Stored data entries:
= = = = = = =

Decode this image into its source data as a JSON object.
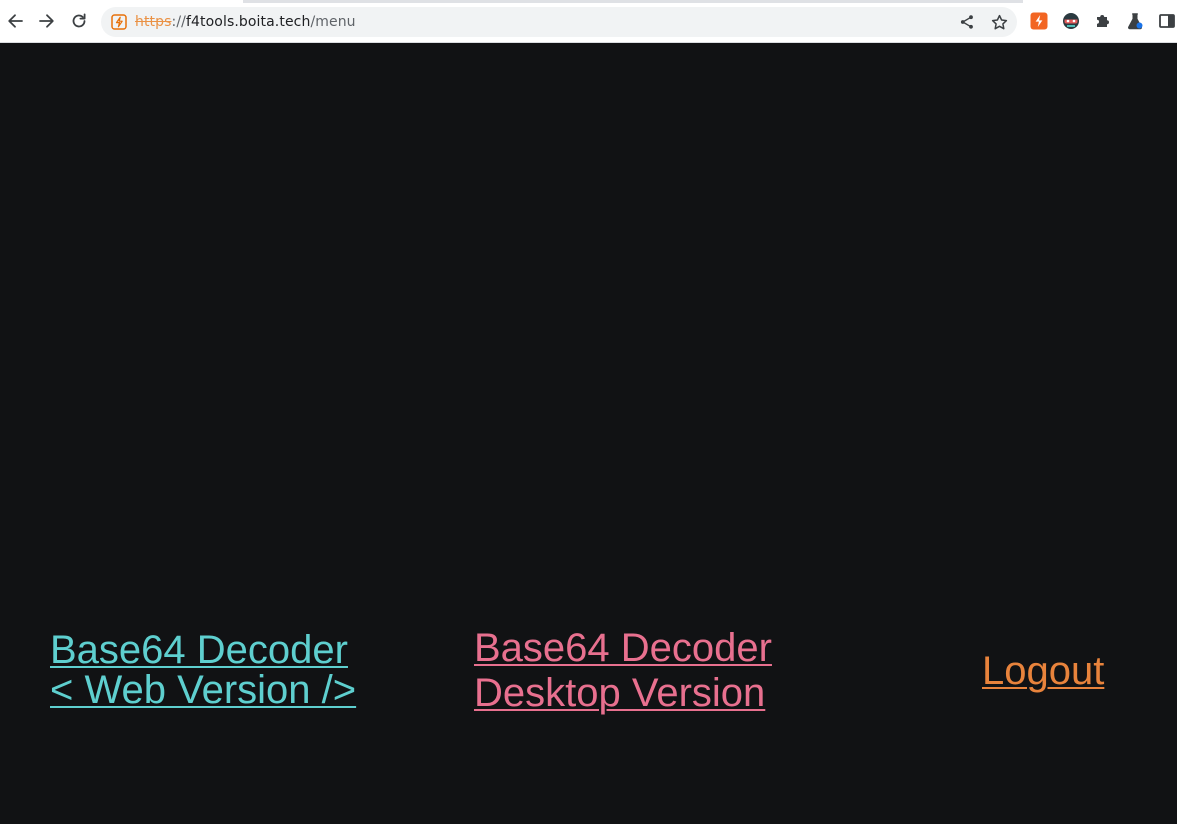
{
  "browser": {
    "url": {
      "scheme": "https",
      "separator": "://",
      "host": "f4tools.boita.tech",
      "path": "/menu"
    },
    "icons": {
      "back": "arrow-left-icon",
      "forward": "arrow-right-icon",
      "reload": "reload-icon",
      "site_security": "not-secure-icon",
      "share": "share-icon",
      "bookmark": "star-icon",
      "extensions": [
        "lightning-extension-icon",
        "mask-extension-icon",
        "puzzle-icon",
        "lab-flask-icon",
        "side-panel-icon"
      ]
    }
  },
  "page": {
    "background": "#111214",
    "links": {
      "web_version": {
        "line1": "Base64 Decoder",
        "line2": "< Web Version />",
        "color": "#5ecfcf"
      },
      "desktop_version": {
        "line1": "Base64 Decoder",
        "line2": "Desktop Version",
        "color": "#e8708f"
      },
      "logout": {
        "label": "Logout",
        "color": "#e8833c"
      }
    }
  }
}
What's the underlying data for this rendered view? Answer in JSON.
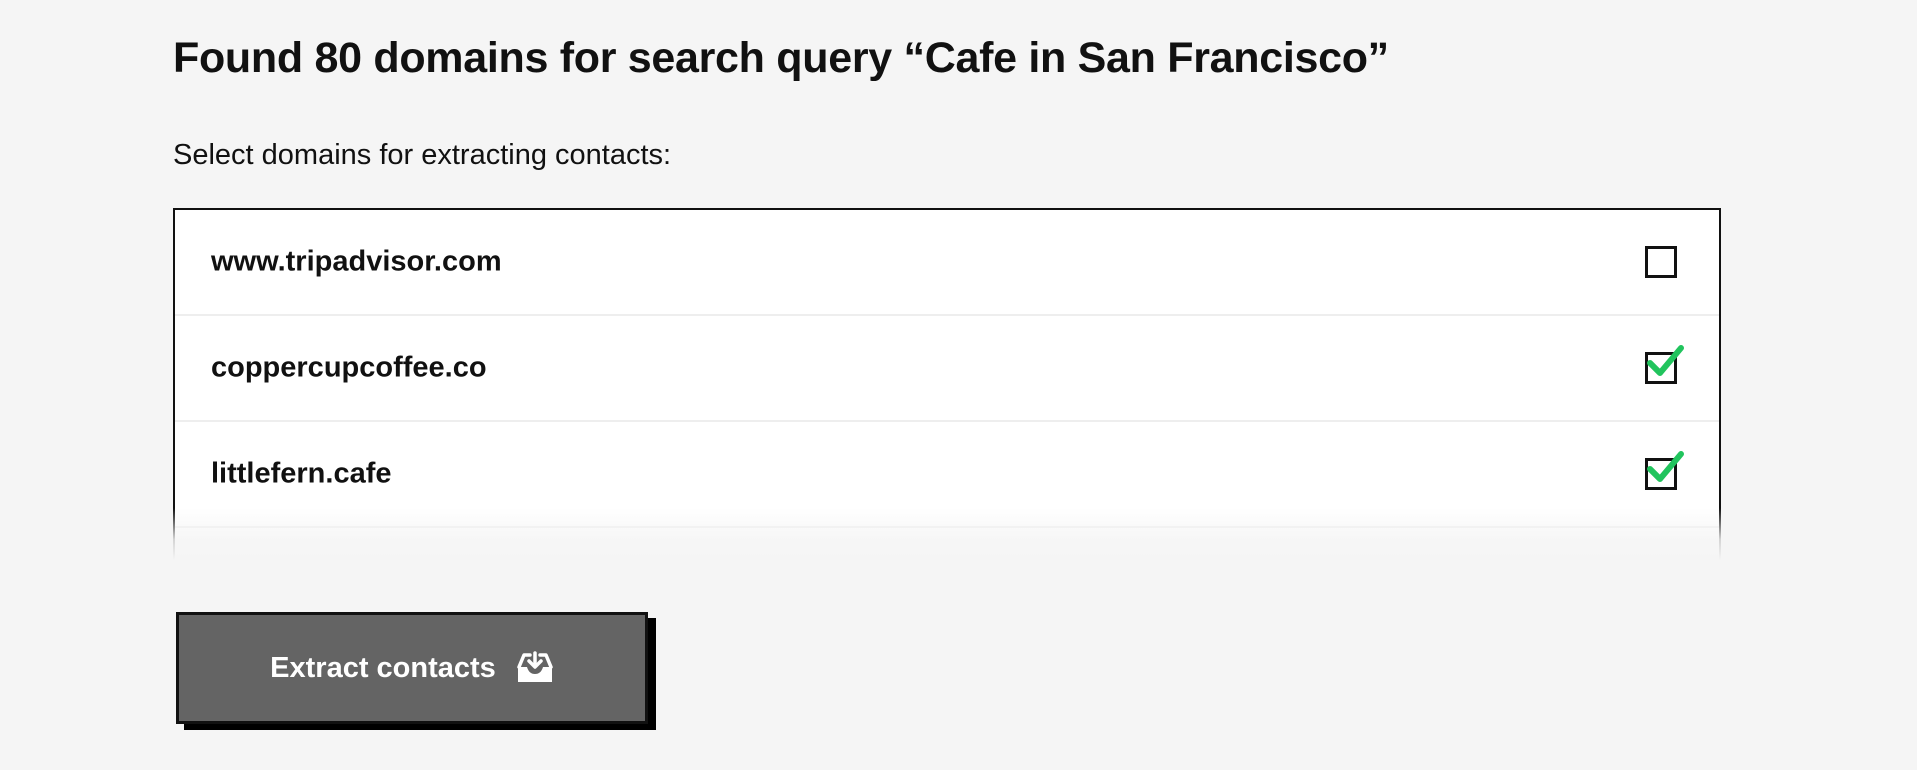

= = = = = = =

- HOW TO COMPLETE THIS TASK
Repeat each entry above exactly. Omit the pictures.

- SOLUTION TO THIS PROBLEM
Decode this image into its source data as a JSON object.
{
  "browser": {
    "url": {
      "scheme": "https",
      "separator": "://",
      "host": "f4tools.boita.tech",
      "path": "/menu"
    },
    "icons": {
      "back": "arrow-left-icon",
      "forward": "arrow-right-icon",
      "reload": "reload-icon",
      "site_security": "not-secure-icon",
      "share": "share-icon",
      "bookmark": "star-icon",
      "extensions": [
        "lightning-extension-icon",
        "mask-extension-icon",
        "puzzle-icon",
        "lab-flask-icon",
        "side-panel-icon"
      ]
    }
  },
  "page": {
    "background": "#111214",
    "links": {
      "web_version": {
        "line1": "Base64 Decoder",
        "line2": "< Web Version />",
        "color": "#5ecfcf"
      },
      "desktop_version": {
        "line1": "Base64 Decoder",
        "line2": "Desktop Version",
        "color": "#e8708f"
      },
      "logout": {
        "label": "Logout",
        "color": "#e8833c"
      }
    }
  }
}
What's the underlying data for this rendered view? Answer in JSON.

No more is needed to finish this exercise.